-- Opening Marker --
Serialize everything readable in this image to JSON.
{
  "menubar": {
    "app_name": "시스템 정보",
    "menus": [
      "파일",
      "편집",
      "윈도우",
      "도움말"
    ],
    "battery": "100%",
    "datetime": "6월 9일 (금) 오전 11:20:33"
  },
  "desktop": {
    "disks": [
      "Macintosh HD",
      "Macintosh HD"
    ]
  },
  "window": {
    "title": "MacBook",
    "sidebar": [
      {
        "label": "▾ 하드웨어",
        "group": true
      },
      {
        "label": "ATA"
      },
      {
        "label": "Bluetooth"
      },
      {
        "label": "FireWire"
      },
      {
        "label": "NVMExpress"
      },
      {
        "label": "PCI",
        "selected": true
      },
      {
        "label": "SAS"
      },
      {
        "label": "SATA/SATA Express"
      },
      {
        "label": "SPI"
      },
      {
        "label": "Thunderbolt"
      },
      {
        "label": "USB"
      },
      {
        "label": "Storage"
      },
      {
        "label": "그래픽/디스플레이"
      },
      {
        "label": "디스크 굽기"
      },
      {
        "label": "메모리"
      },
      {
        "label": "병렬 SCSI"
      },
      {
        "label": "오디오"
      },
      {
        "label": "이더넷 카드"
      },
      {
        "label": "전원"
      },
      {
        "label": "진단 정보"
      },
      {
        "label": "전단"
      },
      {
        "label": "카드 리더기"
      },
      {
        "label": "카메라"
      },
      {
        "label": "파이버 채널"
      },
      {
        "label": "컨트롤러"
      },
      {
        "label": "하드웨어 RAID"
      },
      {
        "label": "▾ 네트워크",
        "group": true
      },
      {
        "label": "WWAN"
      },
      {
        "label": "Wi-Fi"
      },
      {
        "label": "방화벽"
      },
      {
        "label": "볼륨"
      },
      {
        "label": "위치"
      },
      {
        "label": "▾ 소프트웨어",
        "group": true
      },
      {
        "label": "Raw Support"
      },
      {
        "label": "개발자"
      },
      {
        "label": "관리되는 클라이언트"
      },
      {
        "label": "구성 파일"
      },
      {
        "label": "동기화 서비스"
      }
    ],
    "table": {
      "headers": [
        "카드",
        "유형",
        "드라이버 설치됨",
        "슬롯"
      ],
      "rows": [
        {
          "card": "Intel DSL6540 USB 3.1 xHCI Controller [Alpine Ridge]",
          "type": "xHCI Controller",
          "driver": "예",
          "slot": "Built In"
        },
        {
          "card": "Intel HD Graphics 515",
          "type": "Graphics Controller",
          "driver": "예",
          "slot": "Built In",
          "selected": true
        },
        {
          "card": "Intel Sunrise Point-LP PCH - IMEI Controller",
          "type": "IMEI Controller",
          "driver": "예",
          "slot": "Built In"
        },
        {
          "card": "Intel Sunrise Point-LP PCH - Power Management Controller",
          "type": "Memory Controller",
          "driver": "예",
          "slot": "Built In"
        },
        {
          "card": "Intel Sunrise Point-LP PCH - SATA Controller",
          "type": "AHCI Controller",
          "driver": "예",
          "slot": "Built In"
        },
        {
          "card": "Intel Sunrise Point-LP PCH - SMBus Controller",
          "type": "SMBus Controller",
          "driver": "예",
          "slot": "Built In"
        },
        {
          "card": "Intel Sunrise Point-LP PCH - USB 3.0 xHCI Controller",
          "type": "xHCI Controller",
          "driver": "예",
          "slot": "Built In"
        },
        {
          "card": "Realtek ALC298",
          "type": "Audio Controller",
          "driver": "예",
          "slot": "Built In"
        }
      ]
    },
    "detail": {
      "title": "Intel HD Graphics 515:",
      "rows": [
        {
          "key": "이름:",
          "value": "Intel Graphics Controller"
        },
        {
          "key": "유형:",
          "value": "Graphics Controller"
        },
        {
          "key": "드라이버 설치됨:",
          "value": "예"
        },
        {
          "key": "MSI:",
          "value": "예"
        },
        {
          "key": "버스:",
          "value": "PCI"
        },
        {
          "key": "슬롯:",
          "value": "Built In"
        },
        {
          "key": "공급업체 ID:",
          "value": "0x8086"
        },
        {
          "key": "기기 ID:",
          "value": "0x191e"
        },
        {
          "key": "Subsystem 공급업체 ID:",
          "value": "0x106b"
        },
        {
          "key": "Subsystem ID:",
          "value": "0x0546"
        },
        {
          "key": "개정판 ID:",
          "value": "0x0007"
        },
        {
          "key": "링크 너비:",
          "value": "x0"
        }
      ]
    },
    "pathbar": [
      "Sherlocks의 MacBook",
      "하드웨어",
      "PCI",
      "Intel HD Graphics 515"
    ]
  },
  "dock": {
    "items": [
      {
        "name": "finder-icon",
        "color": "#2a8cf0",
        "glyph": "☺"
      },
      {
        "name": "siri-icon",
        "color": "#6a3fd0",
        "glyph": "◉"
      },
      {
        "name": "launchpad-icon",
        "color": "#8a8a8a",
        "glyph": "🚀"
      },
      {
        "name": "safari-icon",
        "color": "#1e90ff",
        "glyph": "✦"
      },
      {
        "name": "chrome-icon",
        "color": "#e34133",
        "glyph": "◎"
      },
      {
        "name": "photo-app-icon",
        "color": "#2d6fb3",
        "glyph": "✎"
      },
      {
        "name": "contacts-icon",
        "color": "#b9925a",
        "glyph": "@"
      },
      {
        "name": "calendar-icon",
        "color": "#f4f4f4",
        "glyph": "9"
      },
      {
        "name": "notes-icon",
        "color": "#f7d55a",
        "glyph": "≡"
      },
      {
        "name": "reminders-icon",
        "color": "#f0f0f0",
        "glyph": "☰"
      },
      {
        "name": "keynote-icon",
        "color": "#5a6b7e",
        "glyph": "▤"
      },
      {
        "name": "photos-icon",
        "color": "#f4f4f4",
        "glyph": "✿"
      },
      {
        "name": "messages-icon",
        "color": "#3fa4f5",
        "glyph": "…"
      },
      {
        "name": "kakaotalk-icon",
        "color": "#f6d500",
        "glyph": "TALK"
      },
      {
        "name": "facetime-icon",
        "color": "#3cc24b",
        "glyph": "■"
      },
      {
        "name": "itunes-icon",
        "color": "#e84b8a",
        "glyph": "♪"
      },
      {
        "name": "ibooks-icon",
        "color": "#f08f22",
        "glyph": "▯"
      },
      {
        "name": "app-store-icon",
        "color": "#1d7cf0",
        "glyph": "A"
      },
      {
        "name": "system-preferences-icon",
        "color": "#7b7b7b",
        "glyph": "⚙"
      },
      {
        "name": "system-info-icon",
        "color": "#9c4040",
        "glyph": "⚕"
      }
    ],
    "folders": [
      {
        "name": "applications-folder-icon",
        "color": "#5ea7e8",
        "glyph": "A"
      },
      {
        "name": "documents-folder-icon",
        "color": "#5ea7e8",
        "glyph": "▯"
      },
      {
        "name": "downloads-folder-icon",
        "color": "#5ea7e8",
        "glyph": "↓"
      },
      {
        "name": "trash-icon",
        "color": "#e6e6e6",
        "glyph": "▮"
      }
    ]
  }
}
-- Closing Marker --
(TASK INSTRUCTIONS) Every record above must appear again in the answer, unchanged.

(RESPONSE TO THIS EXERCISE)
Serialize everything readable in this image to JSON.
{
  "menubar": {
    "app_name": "시스템 정보",
    "menus": [
      "파일",
      "편집",
      "윈도우",
      "도움말"
    ],
    "battery": "100%",
    "datetime": "6월 9일 (금) 오전 11:20:33"
  },
  "desktop": {
    "disks": [
      "Macintosh HD",
      "Macintosh HD"
    ]
  },
  "window": {
    "title": "MacBook",
    "sidebar": [
      {
        "label": "▾ 하드웨어",
        "group": true
      },
      {
        "label": "ATA"
      },
      {
        "label": "Bluetooth"
      },
      {
        "label": "FireWire"
      },
      {
        "label": "NVMExpress"
      },
      {
        "label": "PCI",
        "selected": true
      },
      {
        "label": "SAS"
      },
      {
        "label": "SATA/SATA Express"
      },
      {
        "label": "SPI"
      },
      {
        "label": "Thunderbolt"
      },
      {
        "label": "USB"
      },
      {
        "label": "Storage"
      },
      {
        "label": "그래픽/디스플레이"
      },
      {
        "label": "디스크 굽기"
      },
      {
        "label": "메모리"
      },
      {
        "label": "병렬 SCSI"
      },
      {
        "label": "오디오"
      },
      {
        "label": "이더넷 카드"
      },
      {
        "label": "전원"
      },
      {
        "label": "진단 정보"
      },
      {
        "label": "전단"
      },
      {
        "label": "카드 리더기"
      },
      {
        "label": "카메라"
      },
      {
        "label": "파이버 채널"
      },
      {
        "label": "컨트롤러"
      },
      {
        "label": "하드웨어 RAID"
      },
      {
        "label": "▾ 네트워크",
        "group": true
      },
      {
        "label": "WWAN"
      },
      {
        "label": "Wi-Fi"
      },
      {
        "label": "방화벽"
      },
      {
        "label": "볼륨"
      },
      {
        "label": "위치"
      },
      {
        "label": "▾ 소프트웨어",
        "group": true
      },
      {
        "label": "Raw Support"
      },
      {
        "label": "개발자"
      },
      {
        "label": "관리되는 클라이언트"
      },
      {
        "label": "구성 파일"
      },
      {
        "label": "동기화 서비스"
      }
    ],
    "table": {
      "headers": [
        "카드",
        "유형",
        "드라이버 설치됨",
        "슬롯"
      ],
      "rows": [
        {
          "card": "Intel DSL6540 USB 3.1 xHCI Controller [Alpine Ridge]",
          "type": "xHCI Controller",
          "driver": "예",
          "slot": "Built In"
        },
        {
          "card": "Intel HD Graphics 515",
          "type": "Graphics Controller",
          "driver": "예",
          "slot": "Built In",
          "selected": true
        },
        {
          "card": "Intel Sunrise Point-LP PCH - IMEI Controller",
          "type": "IMEI Controller",
          "driver": "예",
          "slot": "Built In"
        },
        {
          "card": "Intel Sunrise Point-LP PCH - Power Management Controller",
          "type": "Memory Controller",
          "driver": "예",
          "slot": "Built In"
        },
        {
          "card": "Intel Sunrise Point-LP PCH - SATA Controller",
          "type": "AHCI Controller",
          "driver": "예",
          "slot": "Built In"
        },
        {
          "card": "Intel Sunrise Point-LP PCH - SMBus Controller",
          "type": "SMBus Controller",
          "driver": "예",
          "slot": "Built In"
        },
        {
          "card": "Intel Sunrise Point-LP PCH - USB 3.0 xHCI Controller",
          "type": "xHCI Controller",
          "driver": "예",
          "slot": "Built In"
        },
        {
          "card": "Realtek ALC298",
          "type": "Audio Controller",
          "driver": "예",
          "slot": "Built In"
        }
      ]
    },
    "detail": {
      "title": "Intel HD Graphics 515:",
      "rows": [
        {
          "key": "이름:",
          "value": "Intel Graphics Controller"
        },
        {
          "key": "유형:",
          "value": "Graphics Controller"
        },
        {
          "key": "드라이버 설치됨:",
          "value": "예"
        },
        {
          "key": "MSI:",
          "value": "예"
        },
        {
          "key": "버스:",
          "value": "PCI"
        },
        {
          "key": "슬롯:",
          "value": "Built In"
        },
        {
          "key": "공급업체 ID:",
          "value": "0x8086"
        },
        {
          "key": "기기 ID:",
          "value": "0x191e"
        },
        {
          "key": "Subsystem 공급업체 ID:",
          "value": "0x106b"
        },
        {
          "key": "Subsystem ID:",
          "value": "0x0546"
        },
        {
          "key": "개정판 ID:",
          "value": "0x0007"
        },
        {
          "key": "링크 너비:",
          "value": "x0"
        }
      ]
    },
    "pathbar": [
      "Sherlocks의 MacBook",
      "하드웨어",
      "PCI",
      "Intel HD Graphics 515"
    ]
  },
  "dock": {
    "items": [
      {
        "name": "finder-icon",
        "color": "#2a8cf0",
        "glyph": "☺"
      },
      {
        "name": "siri-icon",
        "color": "#6a3fd0",
        "glyph": "◉"
      },
      {
        "name": "launchpad-icon",
        "color": "#8a8a8a",
        "glyph": "🚀"
      },
      {
        "name": "safari-icon",
        "color": "#1e90ff",
        "glyph": "✦"
      },
      {
        "name": "chrome-icon",
        "color": "#e34133",
        "glyph": "◎"
      },
      {
        "name": "photo-app-icon",
        "color": "#2d6fb3",
        "glyph": "✎"
      },
      {
        "name": "contacts-icon",
        "color": "#b9925a",
        "glyph": "@"
      },
      {
        "name": "calendar-icon",
        "color": "#f4f4f4",
        "glyph": "9"
      },
      {
        "name": "notes-icon",
        "color": "#f7d55a",
        "glyph": "≡"
      },
      {
        "name": "reminders-icon",
        "color": "#f0f0f0",
        "glyph": "☰"
      },
      {
        "name": "keynote-icon",
        "color": "#5a6b7e",
        "glyph": "▤"
      },
      {
        "name": "photos-icon",
        "color": "#f4f4f4",
        "glyph": "✿"
      },
      {
        "name": "messages-icon",
        "color": "#3fa4f5",
        "glyph": "…"
      },
      {
        "name": "kakaotalk-icon",
        "color": "#f6d500",
        "glyph": "TALK"
      },
      {
        "name": "facetime-icon",
        "color": "#3cc24b",
        "glyph": "■"
      },
      {
        "name": "itunes-icon",
        "color": "#e84b8a",
        "glyph": "♪"
      },
      {
        "name": "ibooks-icon",
        "color": "#f08f22",
        "glyph": "▯"
      },
      {
        "name": "app-store-icon",
        "color": "#1d7cf0",
        "glyph": "A"
      },
      {
        "name": "system-preferences-icon",
        "color": "#7b7b7b",
        "glyph": "⚙"
      },
      {
        "name": "system-info-icon",
        "color": "#9c4040",
        "glyph": "⚕"
      }
    ],
    "folders": [
      {
        "name": "applications-folder-icon",
        "color": "#5ea7e8",
        "glyph": "A"
      },
      {
        "name": "documents-folder-icon",
        "color": "#5ea7e8",
        "glyph": "▯"
      },
      {
        "name": "downloads-folder-icon",
        "color": "#5ea7e8",
        "glyph": "↓"
      },
      {
        "name": "trash-icon",
        "color": "#e6e6e6",
        "glyph": "▮"
      }
    ]
  }
}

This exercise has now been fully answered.